The City of Rushford is already a full-service community with a thriving business atmosphere, but that hasn’t slowed the Economic Development Authority’s (EDA) push for expanding the potential for existing and new businesses. At the Monday, September 25 meeting, the council reviewed and approved a recommendation from the EDA to enter into an agreement with EsseX Capital, LLC/Community Venture Network.
The professional services firm works with private companies looking to create a new operation within communities, as well as relocation or expansion of existing operations. Additionally, EsseX Capital works directly with communities, trying to match companies’ needs with communities offering opportunities.
The agreement will cost the city $4,250. For its investment, the city will in turn receive detailed summaries, including statistical data, for a minimum of 24 companies within a five-state area, looking to put down roots or relocate. Three times a year, EsseX Capital holds meetings for interested communities and entities to hear short presentations from the companies themselves.
According to City Administrator Tony Chladek, these meetings are multi-faceted are typically packed with more than 60-80 eager communities, EDAs, electric cooperatives, and other similar entities. “I want to be action oriented,” said Chladek. “More importantly, I want a strategy.” Chaldek further indicated his goals are to seek companies that can help support existing Rushford businesses, establishing partnerships that can benefit everyone involved, and to find those opportunities to attract people to the city. “It’s a good experience. Another avenue to do a deal,” he added.
ExxeX Capital essentially serves as a middle man, doing preliminary vetting and information gathering. In many of these instances, the companies already have a prototype or product and financing lined up, and they’re just looking for a community to land in. Chladek indicated he’s particularly interested in bringing existing business owners with him to the EsseX Captial presentation meetings to see if there’s some opportunity that can benefit them directly.
“Basically, it’s a seed you can plant,” said Councilor Terri Benson, who serves on the EDA board. “It’s centralized. We’ve always casted a broad net. This is ‘Here’s the pond. Now, let’s look and see.’ It’s low risk and high potential.”
“Essentially, it’s a Shark Tank, without the sharks,” noted Councilor Mark Honsey.
“It’s a very cost effective way to have them do all the legwork and let us cherry pick,” added Chladek.
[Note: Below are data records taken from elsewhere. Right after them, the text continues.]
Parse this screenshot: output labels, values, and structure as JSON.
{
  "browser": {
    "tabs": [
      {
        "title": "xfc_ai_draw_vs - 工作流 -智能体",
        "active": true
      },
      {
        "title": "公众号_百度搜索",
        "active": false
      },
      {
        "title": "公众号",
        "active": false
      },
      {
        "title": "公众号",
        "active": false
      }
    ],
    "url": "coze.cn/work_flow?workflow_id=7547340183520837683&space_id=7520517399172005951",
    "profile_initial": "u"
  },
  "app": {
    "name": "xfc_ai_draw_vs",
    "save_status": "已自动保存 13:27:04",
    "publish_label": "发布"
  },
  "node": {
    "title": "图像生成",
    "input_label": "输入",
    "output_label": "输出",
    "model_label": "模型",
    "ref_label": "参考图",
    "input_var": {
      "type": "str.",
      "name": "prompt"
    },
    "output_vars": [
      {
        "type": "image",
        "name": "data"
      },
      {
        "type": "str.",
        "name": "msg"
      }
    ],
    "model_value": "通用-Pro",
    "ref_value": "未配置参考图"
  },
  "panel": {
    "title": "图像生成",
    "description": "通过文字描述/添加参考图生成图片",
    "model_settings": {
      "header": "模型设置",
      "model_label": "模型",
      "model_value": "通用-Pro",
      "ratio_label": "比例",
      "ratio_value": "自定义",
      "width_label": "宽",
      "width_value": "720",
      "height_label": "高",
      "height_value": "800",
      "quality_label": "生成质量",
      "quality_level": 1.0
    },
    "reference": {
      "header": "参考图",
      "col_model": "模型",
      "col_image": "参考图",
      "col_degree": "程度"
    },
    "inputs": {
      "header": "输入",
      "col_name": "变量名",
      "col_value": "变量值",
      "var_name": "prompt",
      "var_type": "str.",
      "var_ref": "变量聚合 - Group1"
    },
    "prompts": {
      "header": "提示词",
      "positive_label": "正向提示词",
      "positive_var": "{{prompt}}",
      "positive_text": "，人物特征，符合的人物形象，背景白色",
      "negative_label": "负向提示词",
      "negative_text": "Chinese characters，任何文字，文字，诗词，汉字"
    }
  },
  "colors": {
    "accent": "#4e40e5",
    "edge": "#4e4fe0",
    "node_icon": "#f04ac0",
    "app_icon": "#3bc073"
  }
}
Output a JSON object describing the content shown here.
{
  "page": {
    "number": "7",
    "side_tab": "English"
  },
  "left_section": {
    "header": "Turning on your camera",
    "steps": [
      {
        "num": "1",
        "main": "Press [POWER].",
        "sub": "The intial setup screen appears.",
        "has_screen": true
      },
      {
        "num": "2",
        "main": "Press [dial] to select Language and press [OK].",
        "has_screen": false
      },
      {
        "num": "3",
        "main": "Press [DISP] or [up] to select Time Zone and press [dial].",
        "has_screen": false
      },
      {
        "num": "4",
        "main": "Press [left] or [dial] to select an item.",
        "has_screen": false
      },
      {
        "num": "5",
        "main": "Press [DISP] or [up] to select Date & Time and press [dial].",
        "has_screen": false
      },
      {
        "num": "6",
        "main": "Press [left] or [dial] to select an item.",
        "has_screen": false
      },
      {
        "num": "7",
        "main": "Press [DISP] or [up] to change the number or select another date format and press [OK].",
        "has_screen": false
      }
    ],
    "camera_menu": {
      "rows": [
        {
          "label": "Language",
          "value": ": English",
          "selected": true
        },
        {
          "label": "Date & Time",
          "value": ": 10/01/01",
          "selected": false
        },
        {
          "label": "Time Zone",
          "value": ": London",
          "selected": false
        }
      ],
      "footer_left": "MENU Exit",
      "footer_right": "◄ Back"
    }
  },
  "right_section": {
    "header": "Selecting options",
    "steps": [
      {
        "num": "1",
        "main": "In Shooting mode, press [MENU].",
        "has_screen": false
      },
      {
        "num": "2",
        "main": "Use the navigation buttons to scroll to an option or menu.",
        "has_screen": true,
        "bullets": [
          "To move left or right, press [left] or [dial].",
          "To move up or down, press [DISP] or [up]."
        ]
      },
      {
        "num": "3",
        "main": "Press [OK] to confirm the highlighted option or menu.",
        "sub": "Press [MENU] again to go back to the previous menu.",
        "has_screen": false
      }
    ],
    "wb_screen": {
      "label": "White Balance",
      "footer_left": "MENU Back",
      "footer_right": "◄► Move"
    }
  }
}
“I think we can go into it with an open mind,” suggested Honsey. “We’re looking for anything that can complement our existing businesses.
In other news, the city has set the preliminary maximum levy for 2018 at $938,000. This represents a $71,000 increase from 2017. The increase represents a 29% increase in debt service, while operating expenses are suggested to drop 20.81%, for a net increase of 8.19%.
Councilor Vern Bunke stated he’d suggested some cost saving measures to city staff and questioned whether anyone else on the council had similar ideas.
“I didn’t see any exorbitant areas in the budget,” responded Benson. “It’s in line or less than 2017. I didn’t see anything unreasonable.”
“There’s an inertia that gets put in place,” cautioned Bunke. “We say, ‘We already approved this,’ so maybe… maybe we don’t try as hard. My concern is whether it’s absolutely necessary.”
City Clerk/Treasurer Kathy Zacher indicated that the only increase was debt service and those numbers cannot be reduced. It was noted the city had previously kept the levy flat for five years, from 2011-2015. However, Zacher pointed out that during that time, general fund reserves and other fund reserves were drawn down, which eventually affected the city’s credit rating with Standard & Poor’s.
“We have this conversation every year. I don’t want to put us in a position to tie our hands,” said Mayor Chris Hallum before suggesting the council meet at least twice, prior to certifying the final levy in December to pour over the budget. “That’s the time to do it.”
“I don’t want to just cut to cut either,” cautioned Benson. “If we’re not planning, what are we just pushing down the road?” No dates for the budget meetings were set.
The next regularly scheduled council meeting is Monday, October 9, at 6:30 p.m., at city hall. The public is encouraged to attend.